In accordance with international law and national legislation, the best interest of the child is always the primary concern of the Norwegian child welfare services. The rights, responsibilities and obligations of parents are also considered. Family ties and continuity in the child’s upbringing are very important principles. The underlying assumption is that children should grow up with their parents. 

The main objective of the child welfare services is therefore to assist children and families that are struggling. In fact, the majority of the cases are voluntarily assistive measures for children and families in the home, for example, advice and guidance on parental practices, kindergarten, counselling, financial aid, etc.  

However, there are exceptions. Sometimes a child may have to be placed outside the home, either as an emergency measure or through a care order. Only a County Social Welfare Board or the Court may issue a care order, not the child welfare service. These are independent and impartial decision-making authorities led by judges. A care order can only be issued if a child has been subject to serious neglect, maltreatment or abuse. The care order must also be necessary and in the child's best interest. A family’s religious beliefs are never valid reason for removing a child from its parents, but violence could be. Corporal punishment is against the law in Norway. 
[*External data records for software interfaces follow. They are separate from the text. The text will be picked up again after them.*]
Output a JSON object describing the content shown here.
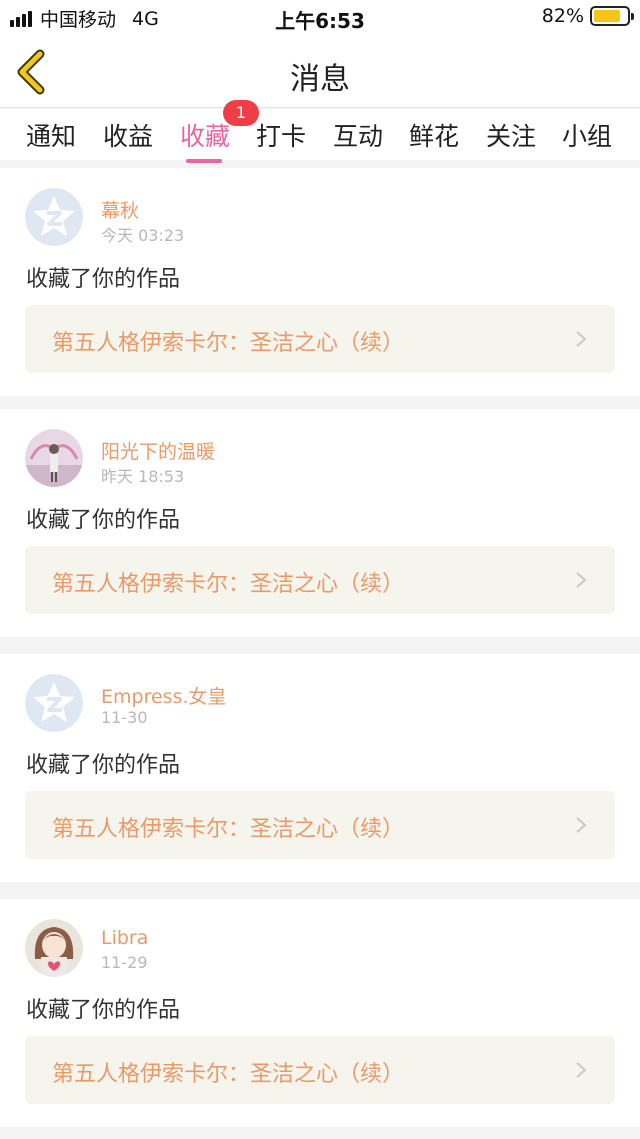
{
  "status_bar": {
    "carrier": "中国移动",
    "network": "4G",
    "time": "上午6:53",
    "battery": "82%"
  },
  "nav": {
    "title": "消息",
    "back_icon": "chevron-left-icon"
  },
  "tabs": [
    {
      "label": "通知"
    },
    {
      "label": "收益"
    },
    {
      "label": "收藏",
      "active": true,
      "badge": "1"
    },
    {
      "label": "打卡"
    },
    {
      "label": "互动"
    },
    {
      "label": "鲜花"
    },
    {
      "label": "关注"
    },
    {
      "label": "小组"
    }
  ],
  "messages": [
    {
      "user": "幕秋",
      "time": "今天 03:23",
      "action": "收藏了你的作品",
      "work": "第五人格伊索卡尔：圣洁之心（续）",
      "avatar": "default-avatar"
    },
    {
      "user": "阳光下的温暖",
      "time": "昨天 18:53",
      "action": "收藏了你的作品",
      "work": "第五人格伊索卡尔：圣洁之心（续）",
      "avatar": "photo-avatar"
    },
    {
      "user": "Empress.女皇",
      "time": "11-30",
      "action": "收藏了你的作品",
      "work": "第五人格伊索卡尔：圣洁之心（续）",
      "avatar": "default-avatar"
    },
    {
      "user": "Libra",
      "time": "11-29",
      "action": "收藏了你的作品",
      "work": "第五人格伊索卡尔：圣洁之心（续）",
      "avatar": "cartoon-girl-avatar"
    }
  ],
  "colors": {
    "accent": "#e5679f",
    "username": "#e99a68",
    "badge": "#ee3f49",
    "work_box_bg": "#f5f5ee",
    "back_icon": "#f2c81c"
  }
}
Placing a child outside the home without the parents’ consent is always a measure of last resort. It is worth noting that a recent Council of Europe report shows that Norway is in the low range of countries with respect to the number of children in alternative care. 

Of course, no system is perfect. That is why the Norwegian child welfare system has built in checks and balances to make sure allegations of wrongdoing are investigated. If the allegations are found to be correct, sanctions will be implemented. 

In care order cases parents are entitled to a due process, including a lawyer paid for by the government, the right to be heard and the right to appeal the decision of the County Social Welfare Board to the Courts. Parents can once a year file for a revocation of the care order. 

In December 2015, the Norwegian Ministry of Children, Equality and Social Inclusion sent new guidelines to the municipalities on how to handle child welfare cases when children have ties to other countries. The circular makes it clear that the child welfare service must always try to contact the child's family abroad before initiating a care order case. 

The Norwegian Ministry of Children, Equality and Social Inclusion is responsible for general child welfare policy, but individual child welfare cases are handled by local child welfare services in the municipalities and through the Norwegian legal system. Pressure from national politicians, outside governments, local or international campaigners will have no bearing on an individual case.

Child welfare cases deal with the most private and painful moments of family life. Strict confidentiality regulations prohibit the child welfare services from disclosing any details to the public. The complexity of these cases is therefore seldom grasped. Out of respect for the children’s right to privacy, we should all refrain from passing judgement when we do not possess the whole truth.